In the midst of this sobering day, we were reminded starkly of why we’re all here. There was some trail magic at Sam’s Gap, in the form of Miller High Life. I took two of them up to Big Bald, which is no small climb. From the top of Big Bald, at over 5,100 feet, you have a perfectly unobstructed 360 view of the southern Appalachians. It was a perfect day. 80 degrees, and the visibility was about as good as it gets. Myself, Papa Sarge, Freckles and Sprite sat up there for a time and reflected that yes, if the world were coming down this is the best place to be.

“If they want me to wear a suit, then I don’t want to work for them anyways. But when I die, I want to be buried in a suit. That way there will be one less suit in the world. I’ll take a really nasty tie with me too.”
-Springloaded Joe


The Shelton Brothers

Day 34
Location: Hogback Ridge Shelter
Miles hiked today: 14.7
Miles from Springer: 311.8
Miles from Katahdin: 1862.2
Elevation: 4255′

I started off the day going up Big Butt Mountain. Nope, that’s not a joke. At the top there are a very unique pair of rocks that you can climb up on, and you get a view of all the surrounding mountains. I had climbed up and sat there for a little bit, then moved on. Only when it was pointed out to me later did I realize that those rocks indeed do look like a pair of butt cheeks. If only I had taken a picture! I guess these country folks down here don’t mess around when naming their mountains, and call it like they see it.

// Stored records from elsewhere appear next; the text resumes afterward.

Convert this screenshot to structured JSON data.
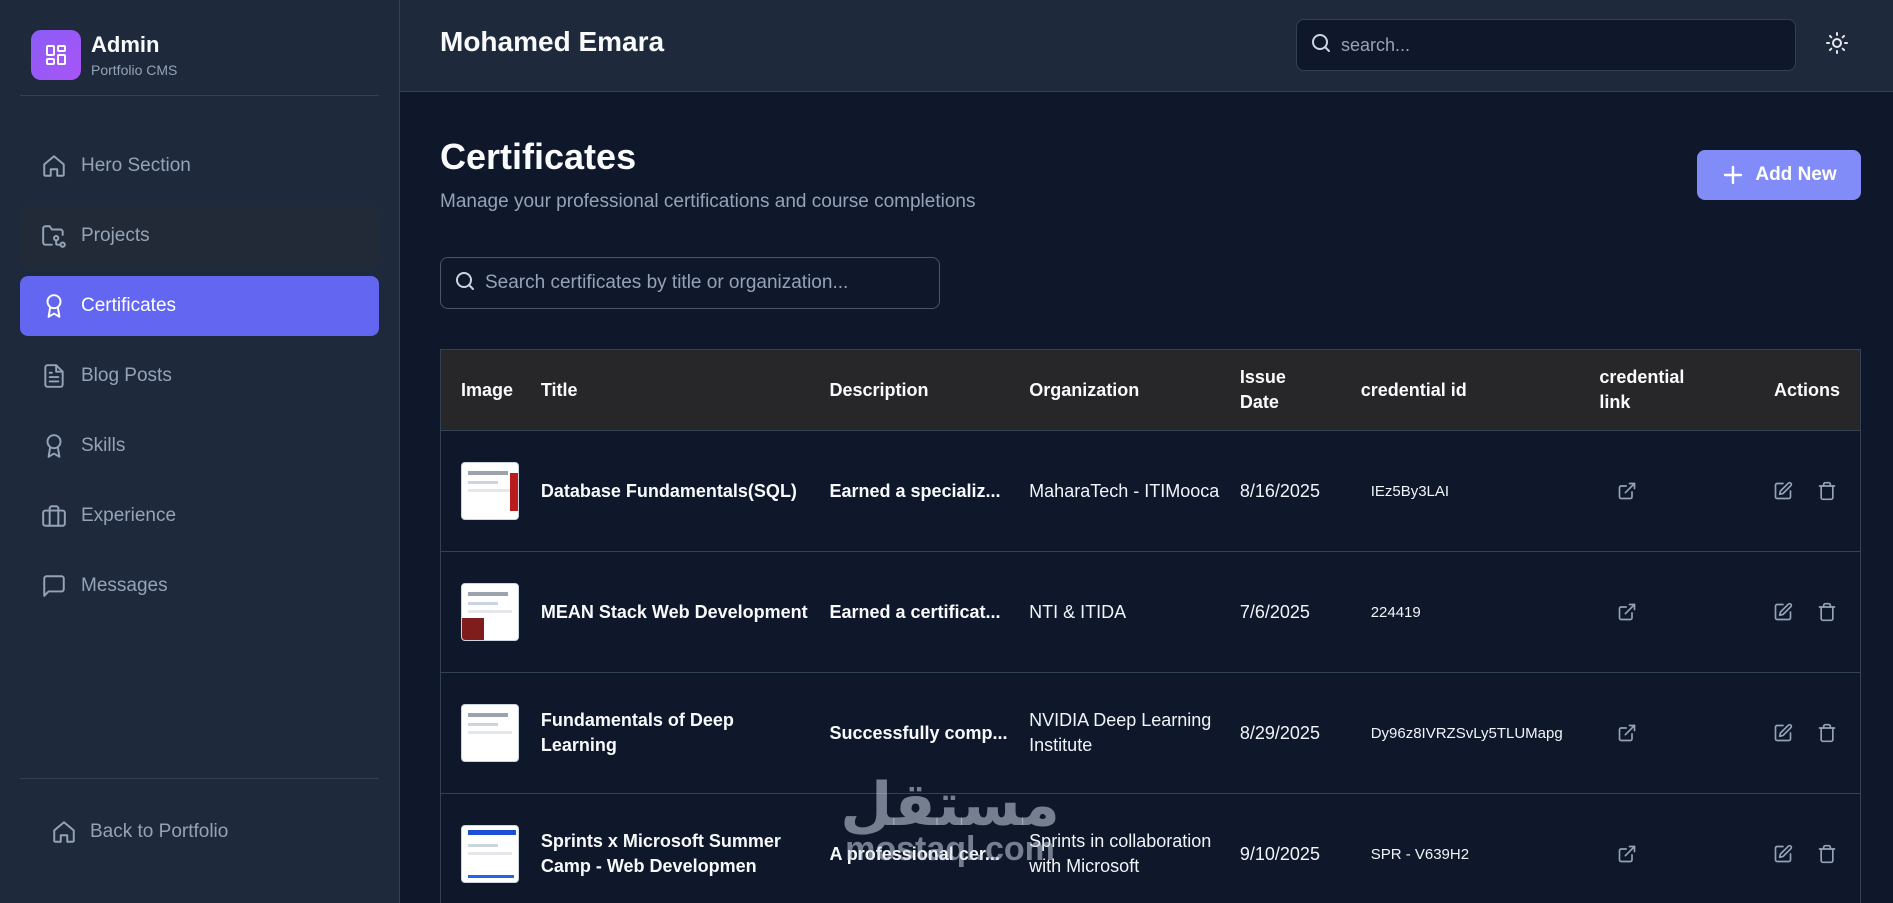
{
  "app": {
    "title": "Admin",
    "subtitle": "Portfolio CMS"
  },
  "sidebar": {
    "items": [
      {
        "label": "Hero Section",
        "icon": "home-icon",
        "state": "default"
      },
      {
        "label": "Projects",
        "icon": "folder-git-icon",
        "state": "hover"
      },
      {
        "label": "Certificates",
        "icon": "award-icon",
        "state": "active"
      },
      {
        "label": "Blog Posts",
        "icon": "file-text-icon",
        "state": "default"
      },
      {
        "label": "Skills",
        "icon": "award-icon",
        "state": "default"
      },
      {
        "label": "Experience",
        "icon": "briefcase-icon",
        "state": "default"
      },
      {
        "label": "Messages",
        "icon": "message-square-icon",
        "state": "default"
      }
    ],
    "back_label": "Back to Portfolio"
  },
  "header": {
    "user_name": "Mohamed Emara",
    "search_placeholder": "search..."
  },
  "page": {
    "title": "Certificates",
    "subtitle": "Manage your professional certifications and course completions",
    "add_label": "Add New",
    "search_placeholder": "Search certificates by title or organization..."
  },
  "table": {
    "headers": {
      "image": "Image",
      "title": "Title",
      "description": "Description",
      "organization": "Organization",
      "issue_date_1": "Issue",
      "issue_date_2": "Date",
      "credential_id": "credential id",
      "credential_link_1": "credential",
      "credential_link_2": "link",
      "actions": "Actions"
    },
    "rows": [
      {
        "title": "Database Fundamentals(SQL)",
        "description": "Earned a specializ...",
        "organization": "MaharaTech - ITIMooca",
        "issue_date": "8/16/2025",
        "credential_id": "IEz5By3LAI"
      },
      {
        "title": "MEAN Stack Web Development",
        "description": "Earned a certificat...",
        "organization": "NTI & ITIDA",
        "issue_date": "7/6/2025",
        "credential_id": "224419"
      },
      {
        "title": "Fundamentals of Deep Learning",
        "description": "Successfully comp...",
        "organization": "NVIDIA Deep Learning Institute",
        "issue_date": "8/29/2025",
        "credential_id": "Dy96z8IVRZSvLy5TLUMapg"
      },
      {
        "title": "Sprints x Microsoft Summer Camp - Web Developmen",
        "description": "A professional cer...",
        "organization": "Sprints in collaboration with Microsoft",
        "issue_date": "9/10/2025",
        "credential_id": "SPR - V639H2"
      }
    ]
  },
  "watermark": {
    "arabic": "مستقل",
    "latin": "mostaql.com"
  },
  "colors": {
    "accent": "#6366f1",
    "accent_light": "#818cf8",
    "background": "#0f172a",
    "surface": "#1e293b",
    "table_header": "#27272a"
  }
}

I came across some Civil War graves today. Fred back at Hemlock Hollow had told me about them, and I was looking forward to seeing them. I did not get the full story on them until later when we met a gentleman who was hiking in just to get a photo of the graves, and said he had done some research on the Shelton family. As the story goes, there was a bit of a local feud in these parts back before the civil war had started, and a bunch of men came one day and rounded up the Shelton clan. They killed 10 of the men and horse whipped all of the women between 30 and 60. Once the civil war started, two of the remaining Shelton boys, David and William decided to join the Union army. (Which was not uncommon for the hill country of western North Carolina). In 1863, the two men were coming home to visit family, led by a 13 year old nephew, Millard Haire, as a guide. Some Confederate soldiers found the three of them when they were nearly home, and killed them all. They were buried in a mass grave, and today there is a headstone for Millard and government headstones for the two soldiers. What a rough time that would have been to live in!

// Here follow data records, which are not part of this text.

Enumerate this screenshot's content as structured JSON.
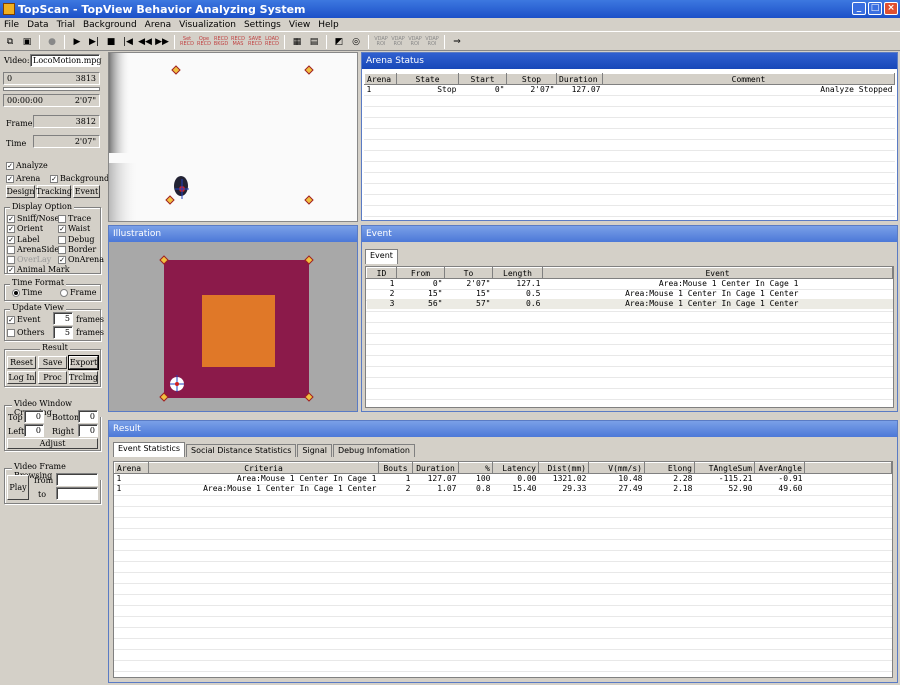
{
  "app": {
    "title": "TopScan - TopView Behavior Analyzing System"
  },
  "menu": [
    "File",
    "Data",
    "Trial",
    "Background",
    "Arena",
    "Visualization",
    "Settings",
    "View",
    "Help"
  ],
  "toolbar": {
    "labels": [
      "Set",
      "Ope",
      "RECD",
      "RECD",
      "SAVE",
      "LOAD"
    ],
    "labels2": [
      "RECD",
      "RECD",
      "BKGD",
      "MAS",
      "RECD",
      "RECD"
    ],
    "gray": [
      "VDAP",
      "VDAP",
      "VDAP",
      "VDAP"
    ],
    "gray2": [
      "ROI",
      "ROI",
      "ROI",
      "ROI"
    ]
  },
  "left": {
    "video_label": "Video:",
    "video_file": "LocoMotion.mpg",
    "range_start": "0",
    "range_end": "3813",
    "time_start": "00:00:00",
    "time_end": "2'07\"",
    "frame_label": "Frame",
    "frame_value": "3812",
    "time_label": "Time",
    "time_value": "2'07\"",
    "analyze": "Analyze",
    "arena": "Arena",
    "background": "Background",
    "design": "Design",
    "tracking": "Tracking",
    "event": "Event",
    "display_option": "Display Option",
    "opts": [
      "Sniff/Nose",
      "Trace",
      "Orient",
      "Waist",
      "Label",
      "Debug",
      "ArenaSide",
      "Border",
      "OverLay",
      "OnArena",
      "Animal Mark"
    ],
    "time_format": "Time Format",
    "tf_time": "Time",
    "tf_frame": "Frame",
    "update_view": "Update View",
    "uv_event": "Event",
    "uv_event_n": "5",
    "uv_others": "Others",
    "uv_others_n": "5",
    "frames": "frames",
    "result": "Result",
    "reset": "Reset",
    "save": "Save",
    "export": "Export",
    "login": "Log In",
    "proc": "Proc",
    "trclmg": "Trclmg",
    "cropping": "Video Window Cropping",
    "top": "Top",
    "bottom": "Bottom",
    "left_l": "Left",
    "right_l": "Right",
    "zero": "0",
    "adjust": "Adjust",
    "browsing": "Video Frame Browsing",
    "play": "Play",
    "from": "from",
    "to": "to"
  },
  "arena_status": {
    "title": "Arena Status",
    "headers": [
      "Arena",
      "State",
      "Start",
      "Stop",
      "Duration",
      "Comment"
    ],
    "rows": [
      [
        "1",
        "Stop",
        "0\"",
        "2'07\"",
        "127.07",
        "Analyze Stopped"
      ]
    ]
  },
  "illustration": {
    "title": "Illustration"
  },
  "event": {
    "title": "Event",
    "tab": "Event",
    "headers": [
      "ID",
      "From",
      "To",
      "Length",
      "Event"
    ],
    "rows": [
      [
        "1",
        "0\"",
        "2'07\"",
        "127.1",
        "Area:Mouse 1 Center In Cage 1"
      ],
      [
        "2",
        "15\"",
        "15\"",
        "0.5",
        "Area:Mouse 1 Center In Cage 1 Center"
      ],
      [
        "3",
        "56\"",
        "57\"",
        "0.6",
        "Area:Mouse 1 Center In Cage 1 Center"
      ]
    ]
  },
  "result": {
    "title": "Result",
    "tabs": [
      "Event Statistics",
      "Social Distance Statistics",
      "Signal",
      "Debug Infomation"
    ],
    "headers": [
      "Arena",
      "Criteria",
      "Bouts",
      "Duration",
      "%",
      "Latency",
      "Dist(mm)",
      "V(mm/s)",
      "Elong",
      "TAngleSum",
      "AverAngle"
    ],
    "rows": [
      [
        "1",
        "Area:Mouse 1 Center In Cage 1",
        "1",
        "127.07",
        "100",
        "0.00",
        "1321.02",
        "10.48",
        "2.28",
        "-115.21",
        "-0.91"
      ],
      [
        "1",
        "Area:Mouse 1 Center In Cage 1 Center",
        "2",
        "1.07",
        "0.8",
        "15.40",
        "29.33",
        "27.49",
        "2.18",
        "52.90",
        "49.60"
      ]
    ]
  },
  "colors": {
    "arena_outer": "#8b1a4a",
    "arena_inner": "#e07828",
    "illus_bg": "#a8a8a8"
  }
}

The A.T. is taking a huge southern jog right now, so almost all of today’s hike was southbound. From the map it looks like it does this so it can go over Big Bald, which I will see tomorrow. It also is still following the state line. The A.T. is built on public land, but much of it had to be bought from private owners, sometimes using emminent domain. There is supposedly still a lot of hostility in this area near Erwin towards the trail and towards the hikers. There is one section where you literally go between two properties, and several parts where you cross old livestock fences. I saw at least three property markers today, set right in the trail declaring that it marks the corner of someone’s property. On the map, there are some parts where the green “forest” area around the trail is only as wide as the trail itself, with the surrounding areas in white. At any rate, my friend Elgixin experienced some little kids yelling obscenities at him today, from one of those adjacent properties. I wonder where those kids learned to do that?